Founded in 1996 by Gary Cohen, a recipient of a MacArthur Foundation Fellow “Genius Grant” and long-time environmental activist, HCWH recognizes the healthcare industry’s actual business practices often break their foundational commitment to “do no harm.” As major contributors to environmental pollution, American hospitals have largely ignored the extensive damage the use of harmful chemicals in medical devices, toxic cleaning agents, reliance on fossil fuels, and disposal of waste by incineration have on local communities and environments. In response, HCWH works with the healthcare industry to reduce their use of toxic chemicals in favor of safer products, working for the elimination of medical waste, healthier food, and more sustainable procurement practices. This also includes work on climate change and climate justice. With a daunting mission of achieving climate neutrality in the sector by 2050 per the Paris Agreement, HCWH is an essential liaison to global health professionals, hospitals, major health systems, ministries of health and UN organizations determined to bring sustainable practices to the healthcare sector so it can be a leader in tackling one of the greatest health threats of the 21st century, climate change.
HCWH diagnoses the healthcare industry as paradoxical – their operations and business practices often contribute to harmful environmental impacts for the very patients (and larger public) they are responsible for protecting. The healthcare industry is a major contributor to global greenhouse gas emissions and climate change. The biggest source of the sector’s climate footprint is its use of fossil fuels, whether it’s through burning fossil fuels on site to produce energy, buying energy produced by coal, oil, and gas, or released from byproducts of the sector’s supply chains. Josh Karliner, the International Director of Program and Strategy at HCWH and Global Justice for Climate Center Advisory Board member, delivers a shocking statistic: “If healthcare was a country, it would be the fifth largest climate polluter on the planet…. If we are going to protect people’s health from climate change, we need to move away from fossil fuels… the sector needs to take action to reduce its own emissions.”
Currently the healthcare system is reactive to the consequences of climate change instead of taking a proactive approach to public wellbeing. Health Care Without Harm succeeded in advocating for this global strategy at the United Nation’s most recent climate conference, COP 26, where 50 climate-vulnerable and high-polluting countries committed themselves to the COP26 Health Programme. The Programme’s ultimate goal is to create sustainable, low carbon and climate-resilient health systems. In addition, 14 of the 50 countries set a goal to reach net neutrality on or before the year 2050. Taking on this environmental approach would not only help alleviate the burden of disease, but significantly decrease the healthcare industry’s carbon footprint.
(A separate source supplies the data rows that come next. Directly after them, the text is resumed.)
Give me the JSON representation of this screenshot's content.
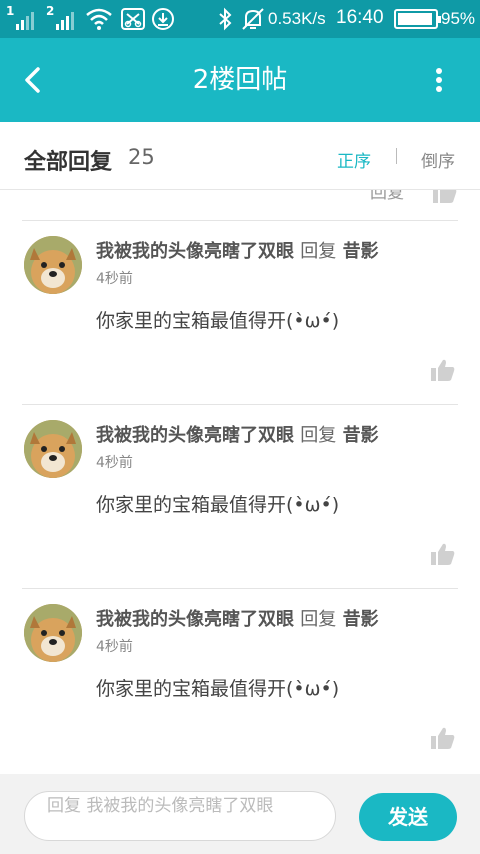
{
  "status_bar": {
    "sim1": "1",
    "sim2": "2",
    "speed": "0.53K/s",
    "time": "16:40",
    "battery_percent": "95%",
    "battery_level": 0.95,
    "icons": [
      "signal-icon",
      "signal-icon",
      "wifi-icon",
      "screenshot-icon",
      "download-icon",
      "bluetooth-icon",
      "mute-bell-icon",
      "battery-icon"
    ]
  },
  "app_bar": {
    "title": "2楼回帖",
    "back_icon": "back-arrow-icon",
    "more_icon": "more-vert-icon"
  },
  "replies_header": {
    "title": "全部回复",
    "count": "25",
    "sort_asc": "正序",
    "sort_desc": "倒序",
    "accent": "#1ab8c4"
  },
  "partial_item": {
    "reply_label": "回复"
  },
  "comments": [
    {
      "user": "我被我的头像亮瞎了双眼",
      "reply_word": "回复",
      "target": "昔影",
      "time": "4秒前",
      "text": "你家里的宝箱最值得开(•̀ω•́)"
    },
    {
      "user": "我被我的头像亮瞎了双眼",
      "reply_word": "回复",
      "target": "昔影",
      "time": "4秒前",
      "text": "你家里的宝箱最值得开(•̀ω•́)"
    },
    {
      "user": "我被我的头像亮瞎了双眼",
      "reply_word": "回复",
      "target": "昔影",
      "time": "4秒前",
      "text": "你家里的宝箱最值得开(•̀ω•́)"
    }
  ],
  "input_bar": {
    "placeholder": "回复 我被我的头像亮瞎了双眼",
    "send_label": "发送"
  }
}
Health Care Without Harm revolves around the philosophy that healthy people need a healthy planet, and we cannot achieve climate justice without organizations like HCWH advocating for the structural changes we need in global healthcare.